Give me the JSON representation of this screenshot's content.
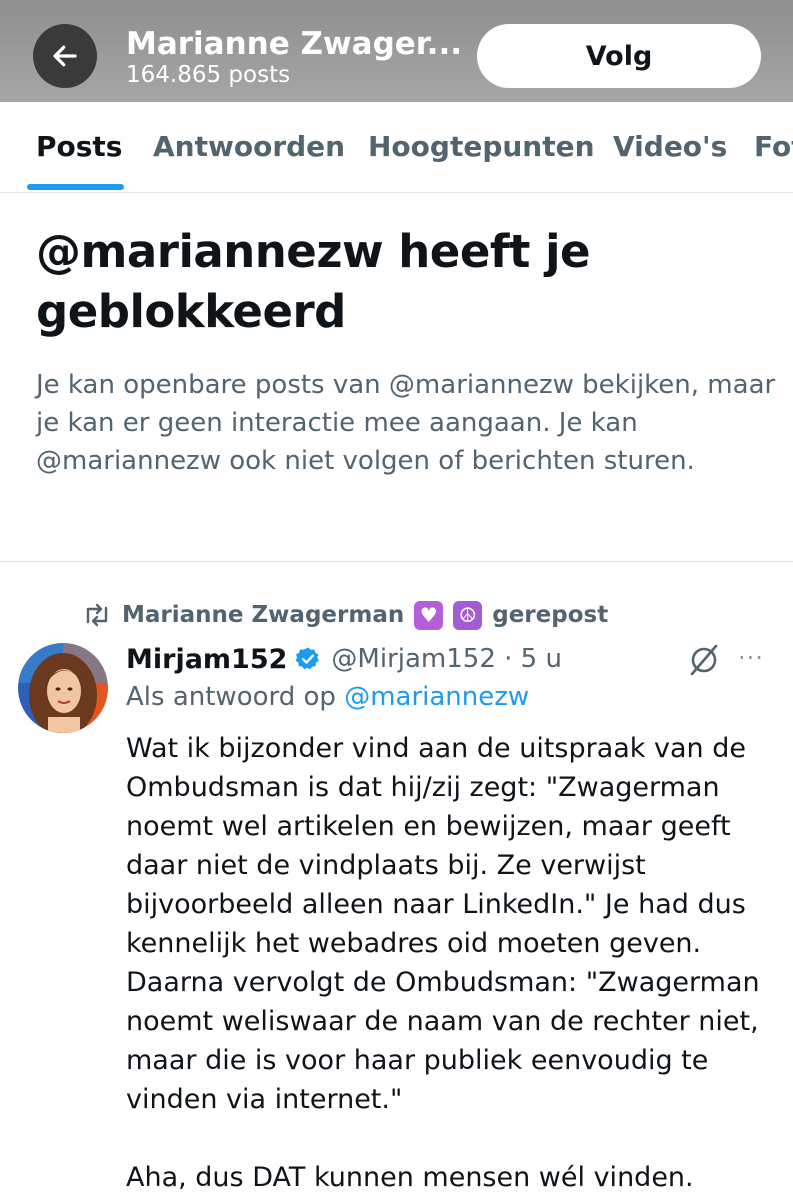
{
  "header": {
    "name": "Marianne Zwager...",
    "post_count": "164.865 posts",
    "follow_label": "Volg"
  },
  "tabs": [
    {
      "label": "Posts",
      "active": true
    },
    {
      "label": "Antwoorden",
      "active": false
    },
    {
      "label": "Hoogtepunten",
      "active": false
    },
    {
      "label": "Video's",
      "active": false
    },
    {
      "label": "Fot",
      "active": false
    }
  ],
  "blocked": {
    "title": "@mariannezw heeft je geblokkeerd",
    "description": "Je kan openbare posts van @mariannezw bekijken, maar je kan er geen interactie mee aangaan. Je kan @mariannezw ook niet volgen of berichten sturen."
  },
  "post": {
    "repost_by": "Marianne Zwagerman",
    "repost_emoji_1": "♥",
    "repost_emoji_2": "☮",
    "repost_suffix": "gerepost",
    "author_name": "Mirjam152",
    "author_handle": "@Mirjam152 · 5 u",
    "reply_prefix": "Als antwoord op",
    "reply_mention": "@mariannezw",
    "body_paragraphs": [
      "Wat ik bijzonder vind aan de uitspraak van de Ombudsman is dat hij/zij zegt: \"Zwagerman noemt wel artikelen en bewijzen, maar geeft daar niet de vindplaats bij. Ze verwijst bijvoorbeeld alleen naar LinkedIn.\" Je had dus kennelijk het webadres oid moeten geven. Daarna vervolgt de Ombudsman: \"Zwagerman noemt weliswaar de naam van de rechter niet, maar die is voor haar publiek eenvoudig te vinden via internet.\"",
      "Aha, dus DAT kunnen mensen wél vinden."
    ],
    "more_glyph": "···"
  },
  "colors": {
    "accent": "#1d9bf0",
    "secondary_text": "#536471",
    "primary_text": "#0f1419",
    "header_bg": "#9a9a9a"
  },
  "icons": [
    "back-arrow-icon",
    "repost-icon",
    "verified-badge-icon",
    "grok-icon",
    "more-icon"
  ]
}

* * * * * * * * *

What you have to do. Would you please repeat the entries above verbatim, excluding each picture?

Written solution.
Give me the JSON representation of this screenshot's content.
{
  "header": {
    "name": "Marianne Zwager...",
    "post_count": "164.865 posts",
    "follow_label": "Volg"
  },
  "tabs": [
    {
      "label": "Posts",
      "active": true
    },
    {
      "label": "Antwoorden",
      "active": false
    },
    {
      "label": "Hoogtepunten",
      "active": false
    },
    {
      "label": "Video's",
      "active": false
    },
    {
      "label": "Fot",
      "active": false
    }
  ],
  "blocked": {
    "title": "@mariannezw heeft je geblokkeerd",
    "description": "Je kan openbare posts van @mariannezw bekijken, maar je kan er geen interactie mee aangaan. Je kan @mariannezw ook niet volgen of berichten sturen."
  },
  "post": {
    "repost_by": "Marianne Zwagerman",
    "repost_emoji_1": "♥",
    "repost_emoji_2": "☮",
    "repost_suffix": "gerepost",
    "author_name": "Mirjam152",
    "author_handle": "@Mirjam152 · 5 u",
    "reply_prefix": "Als antwoord op",
    "reply_mention": "@mariannezw",
    "body_paragraphs": [
      "Wat ik bijzonder vind aan de uitspraak van de Ombudsman is dat hij/zij zegt: \"Zwagerman noemt wel artikelen en bewijzen, maar geeft daar niet de vindplaats bij. Ze verwijst bijvoorbeeld alleen naar LinkedIn.\" Je had dus kennelijk het webadres oid moeten geven. Daarna vervolgt de Ombudsman: \"Zwagerman noemt weliswaar de naam van de rechter niet, maar die is voor haar publiek eenvoudig te vinden via internet.\"",
      "Aha, dus DAT kunnen mensen wél vinden."
    ],
    "more_glyph": "···"
  },
  "colors": {
    "accent": "#1d9bf0",
    "secondary_text": "#536471",
    "primary_text": "#0f1419",
    "header_bg": "#9a9a9a"
  },
  "icons": [
    "back-arrow-icon",
    "repost-icon",
    "verified-badge-icon",
    "grok-icon",
    "more-icon"
  ]
}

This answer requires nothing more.